## Task prompt
Can you copy out the data exactly? Leave the images out.

## Exercise materials
===

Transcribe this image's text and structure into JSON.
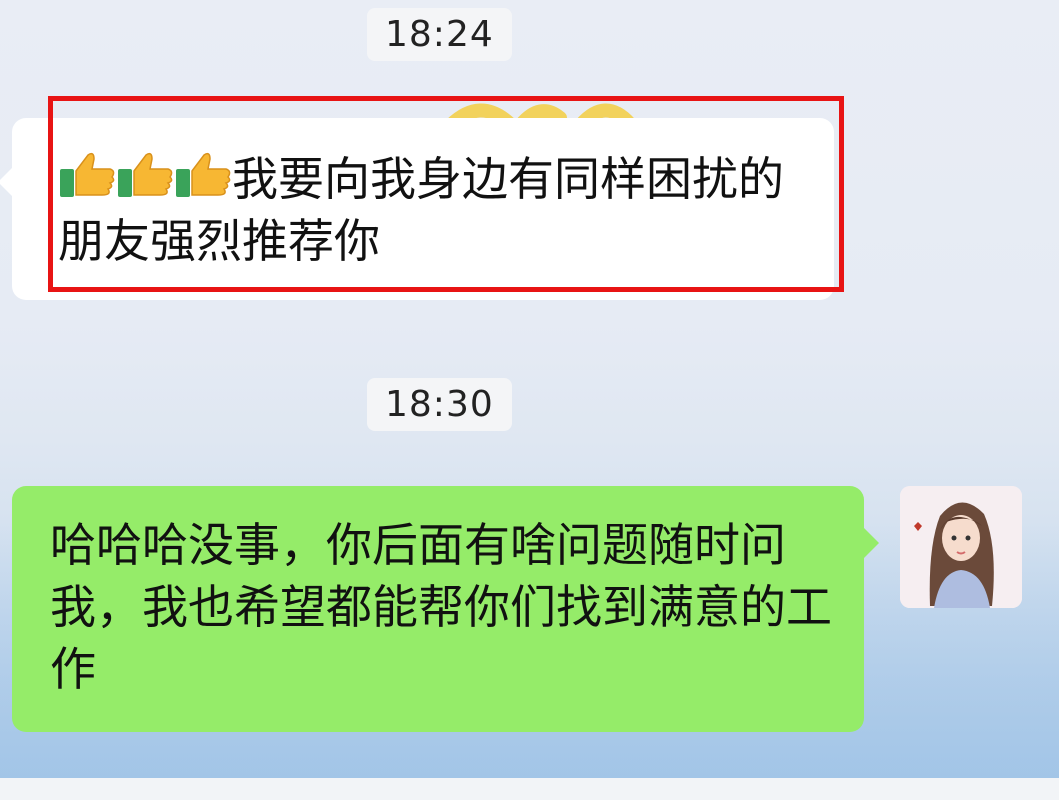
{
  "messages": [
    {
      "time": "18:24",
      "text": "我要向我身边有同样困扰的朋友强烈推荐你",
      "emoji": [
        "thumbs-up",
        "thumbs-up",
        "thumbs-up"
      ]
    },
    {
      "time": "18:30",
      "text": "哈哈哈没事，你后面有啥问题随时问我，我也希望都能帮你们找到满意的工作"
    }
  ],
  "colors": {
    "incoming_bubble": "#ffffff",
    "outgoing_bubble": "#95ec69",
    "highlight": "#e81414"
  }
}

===

## Result
Transcribe this image's text and structure into JSON.
{
  "messages": [
    {
      "time": "18:24",
      "text": "我要向我身边有同样困扰的朋友强烈推荐你",
      "emoji": [
        "thumbs-up",
        "thumbs-up",
        "thumbs-up"
      ]
    },
    {
      "time": "18:30",
      "text": "哈哈哈没事，你后面有啥问题随时问我，我也希望都能帮你们找到满意的工作"
    }
  ],
  "colors": {
    "incoming_bubble": "#ffffff",
    "outgoing_bubble": "#95ec69",
    "highlight": "#e81414"
  }
}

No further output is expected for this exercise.